Good morning ... This Wall Street Journal story about Malaysian party animal Jho Low is just absolutely wild, and a great way to start your day.
Illustration: Sarah Grillo/Axios
If we’re ever going to get the opioid crisis under control, a major emphasis on addiction treatment will have to be part of the solution. Axios’ Caitlin Owens takes a deep dive this morning into how, exactly, the existing treatment system is falling short and what policy changes could help fix it.
What they’re saying: Public health experts focused on three main priorities for improving access to treatment:
Where it stands: Congress’ opioid bills address some of these issues, but not all. And putting some of them into practice, especially wider access to low-cost MAT, will require new federal investments.
Well this was unexpected: In a survey of 600 executives from hospitals and doctors’ practices, 60% said single-payer would have a “positive” effect on the industry’s efforts to lower costs and provider better care.
My colleague Bob Herman flagged the findings from NEJM Catalyst, an offshoot of the New England Journal of Medicine.
The big picture: Price regulation would lower health care costs. But providers historically haven't considered that a good thing.
ICYMI on Friday, a group largely made up of patient and consumer advocates filed a lawsuit challenging the Trump administration's expansion of skimpy, "short-term" insurance policies.
The big picture: Every major piece — and in fact, several minor pieces — of the Trump administration's health care agenda has sparked a lawsuit. That includes:

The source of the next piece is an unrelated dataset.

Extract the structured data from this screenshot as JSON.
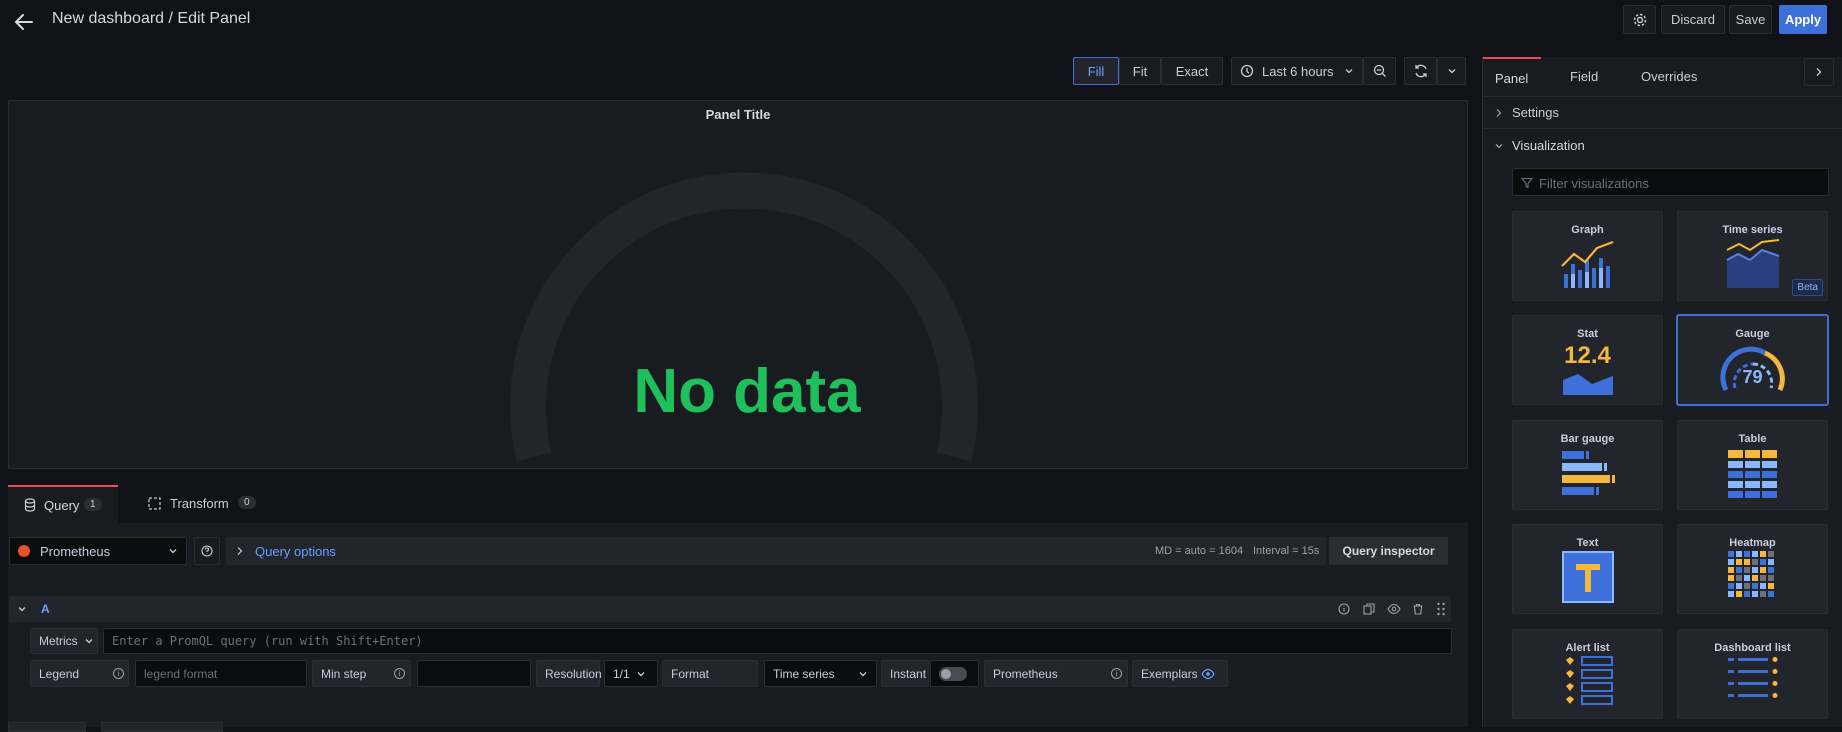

Why it matters: Not all of these suits will succeed. But they have the potential to slow or stop big parts of the administration's agenda.
This week will likely be dominated by the allegations against Supreme Court nominee Brett Kavanaugh. Here's what else we'll be watching: